• WHAT IS BEING ASKED: Using the material that follows, identify and copy each line with the string "JSON".

═════ DATA TO PROCESS ═════

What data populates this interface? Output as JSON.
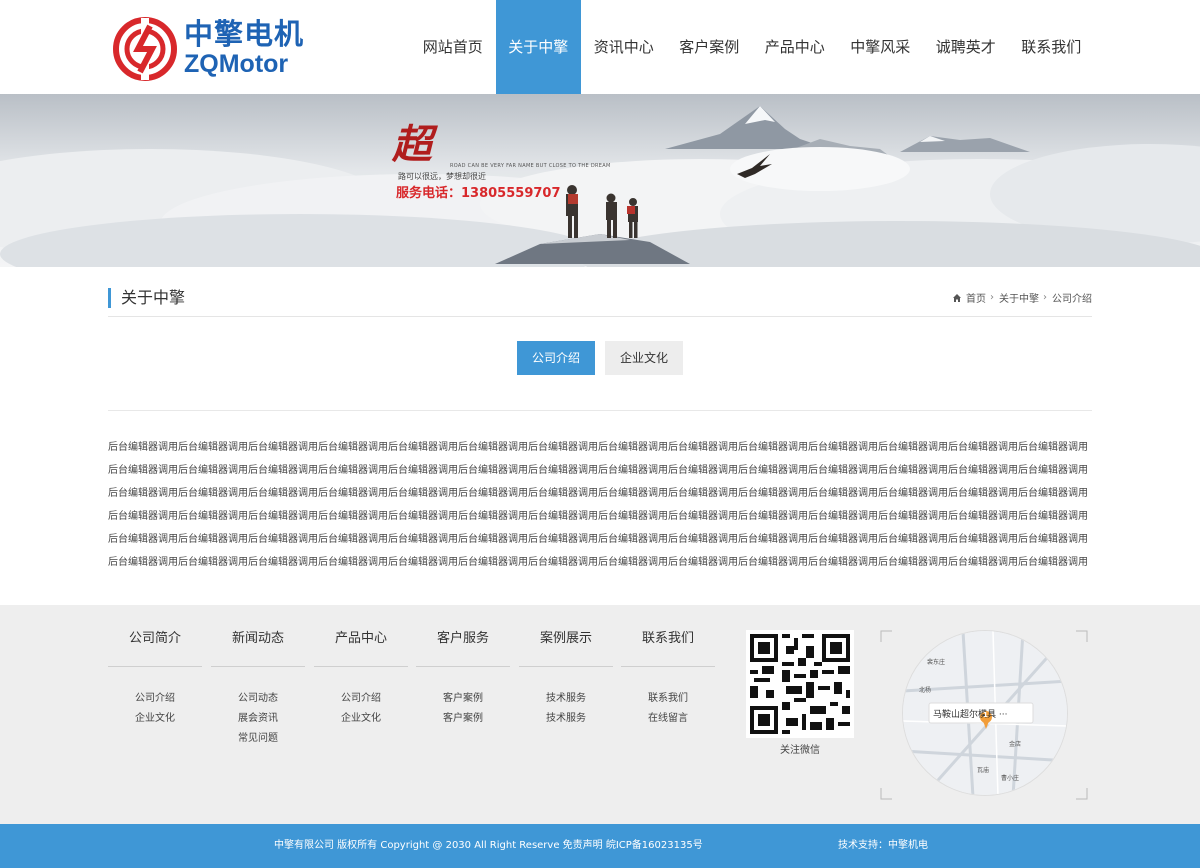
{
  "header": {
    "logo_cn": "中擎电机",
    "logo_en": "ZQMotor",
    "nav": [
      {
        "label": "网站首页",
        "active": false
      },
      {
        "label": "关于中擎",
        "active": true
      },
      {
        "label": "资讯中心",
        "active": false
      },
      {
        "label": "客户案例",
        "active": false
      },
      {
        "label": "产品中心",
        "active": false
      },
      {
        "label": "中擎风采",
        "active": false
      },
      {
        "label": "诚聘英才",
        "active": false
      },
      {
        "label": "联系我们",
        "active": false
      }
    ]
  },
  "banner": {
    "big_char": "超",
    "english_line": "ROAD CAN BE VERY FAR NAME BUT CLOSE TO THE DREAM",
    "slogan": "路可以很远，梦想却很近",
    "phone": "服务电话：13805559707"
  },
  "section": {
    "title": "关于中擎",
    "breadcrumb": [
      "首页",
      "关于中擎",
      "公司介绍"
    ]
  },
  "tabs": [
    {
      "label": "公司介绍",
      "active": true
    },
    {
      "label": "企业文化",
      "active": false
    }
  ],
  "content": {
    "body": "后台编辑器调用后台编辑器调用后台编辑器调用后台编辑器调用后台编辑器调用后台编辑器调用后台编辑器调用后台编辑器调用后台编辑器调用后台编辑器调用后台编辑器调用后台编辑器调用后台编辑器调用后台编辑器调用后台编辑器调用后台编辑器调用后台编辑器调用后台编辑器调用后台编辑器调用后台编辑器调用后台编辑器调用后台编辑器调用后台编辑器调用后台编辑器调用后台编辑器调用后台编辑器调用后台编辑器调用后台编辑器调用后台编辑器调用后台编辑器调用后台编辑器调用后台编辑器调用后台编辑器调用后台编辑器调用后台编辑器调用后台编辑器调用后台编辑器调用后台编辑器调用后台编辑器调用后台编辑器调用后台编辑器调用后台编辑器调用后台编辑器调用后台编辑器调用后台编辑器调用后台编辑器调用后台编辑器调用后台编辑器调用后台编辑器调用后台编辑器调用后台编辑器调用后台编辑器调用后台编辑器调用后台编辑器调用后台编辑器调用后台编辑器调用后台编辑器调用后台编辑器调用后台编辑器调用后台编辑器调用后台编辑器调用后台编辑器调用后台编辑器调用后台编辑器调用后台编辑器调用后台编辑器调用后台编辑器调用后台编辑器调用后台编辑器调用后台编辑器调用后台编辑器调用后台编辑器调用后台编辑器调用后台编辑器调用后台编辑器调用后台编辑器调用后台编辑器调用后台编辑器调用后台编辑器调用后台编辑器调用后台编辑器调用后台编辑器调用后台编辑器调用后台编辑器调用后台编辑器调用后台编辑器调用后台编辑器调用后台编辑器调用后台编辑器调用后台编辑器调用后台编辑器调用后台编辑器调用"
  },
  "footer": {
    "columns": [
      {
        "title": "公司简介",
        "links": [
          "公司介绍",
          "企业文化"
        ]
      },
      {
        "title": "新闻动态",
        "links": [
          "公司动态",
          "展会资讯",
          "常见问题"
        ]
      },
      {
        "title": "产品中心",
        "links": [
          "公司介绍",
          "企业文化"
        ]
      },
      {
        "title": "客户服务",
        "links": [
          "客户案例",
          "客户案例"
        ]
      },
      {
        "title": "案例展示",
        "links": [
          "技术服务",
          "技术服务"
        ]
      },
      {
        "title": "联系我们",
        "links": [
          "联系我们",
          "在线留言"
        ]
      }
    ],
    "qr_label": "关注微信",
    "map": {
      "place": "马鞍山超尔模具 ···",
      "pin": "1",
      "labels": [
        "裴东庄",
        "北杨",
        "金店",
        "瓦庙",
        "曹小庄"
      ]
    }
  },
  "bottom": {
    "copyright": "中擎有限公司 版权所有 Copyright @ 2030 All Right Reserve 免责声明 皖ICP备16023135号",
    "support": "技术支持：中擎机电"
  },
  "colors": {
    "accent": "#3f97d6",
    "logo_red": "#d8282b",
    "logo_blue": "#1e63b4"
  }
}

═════
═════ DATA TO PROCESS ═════

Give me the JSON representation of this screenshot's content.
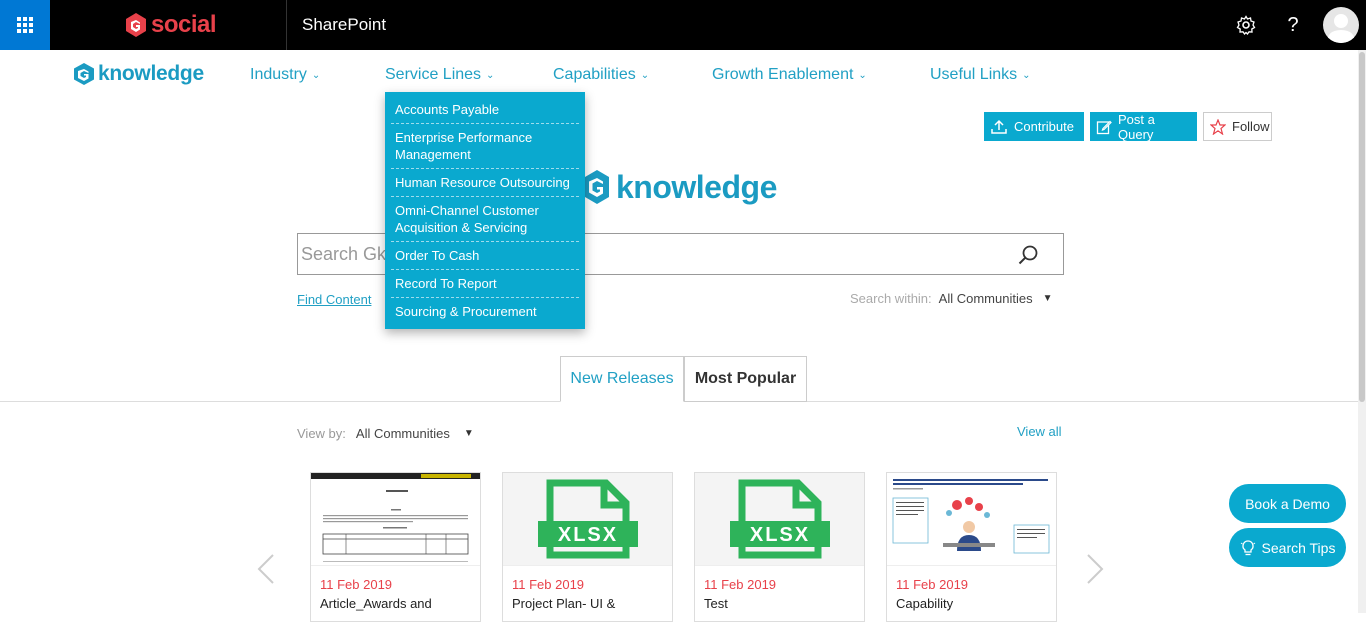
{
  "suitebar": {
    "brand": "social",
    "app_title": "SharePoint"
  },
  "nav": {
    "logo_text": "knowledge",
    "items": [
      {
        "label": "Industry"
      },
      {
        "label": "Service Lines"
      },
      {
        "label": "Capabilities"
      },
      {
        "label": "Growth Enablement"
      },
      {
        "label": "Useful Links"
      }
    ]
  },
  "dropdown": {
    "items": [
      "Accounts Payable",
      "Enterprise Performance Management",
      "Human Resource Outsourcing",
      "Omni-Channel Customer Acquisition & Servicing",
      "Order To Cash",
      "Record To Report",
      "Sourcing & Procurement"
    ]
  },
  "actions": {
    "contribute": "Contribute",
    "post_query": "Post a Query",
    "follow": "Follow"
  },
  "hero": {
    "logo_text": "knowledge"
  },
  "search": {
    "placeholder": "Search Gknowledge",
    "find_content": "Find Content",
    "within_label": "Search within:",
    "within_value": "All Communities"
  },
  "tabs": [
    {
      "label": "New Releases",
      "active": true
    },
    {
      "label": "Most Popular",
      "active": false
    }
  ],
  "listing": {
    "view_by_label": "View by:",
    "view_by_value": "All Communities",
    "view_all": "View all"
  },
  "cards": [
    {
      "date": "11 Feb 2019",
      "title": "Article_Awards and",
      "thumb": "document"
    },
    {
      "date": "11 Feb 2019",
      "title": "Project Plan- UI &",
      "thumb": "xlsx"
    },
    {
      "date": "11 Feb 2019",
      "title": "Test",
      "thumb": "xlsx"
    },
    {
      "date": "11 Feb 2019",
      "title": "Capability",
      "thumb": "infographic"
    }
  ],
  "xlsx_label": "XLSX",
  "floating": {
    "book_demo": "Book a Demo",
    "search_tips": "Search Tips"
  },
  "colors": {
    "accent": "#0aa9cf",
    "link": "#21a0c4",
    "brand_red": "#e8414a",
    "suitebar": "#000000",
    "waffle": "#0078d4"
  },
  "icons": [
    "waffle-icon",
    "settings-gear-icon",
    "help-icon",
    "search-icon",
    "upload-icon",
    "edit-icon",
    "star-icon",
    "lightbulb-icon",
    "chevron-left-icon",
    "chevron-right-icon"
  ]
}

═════

• RESPONSE AREA:
What data populates this interface? Output as JSON.
Give me the JSON representation of this screenshot's content.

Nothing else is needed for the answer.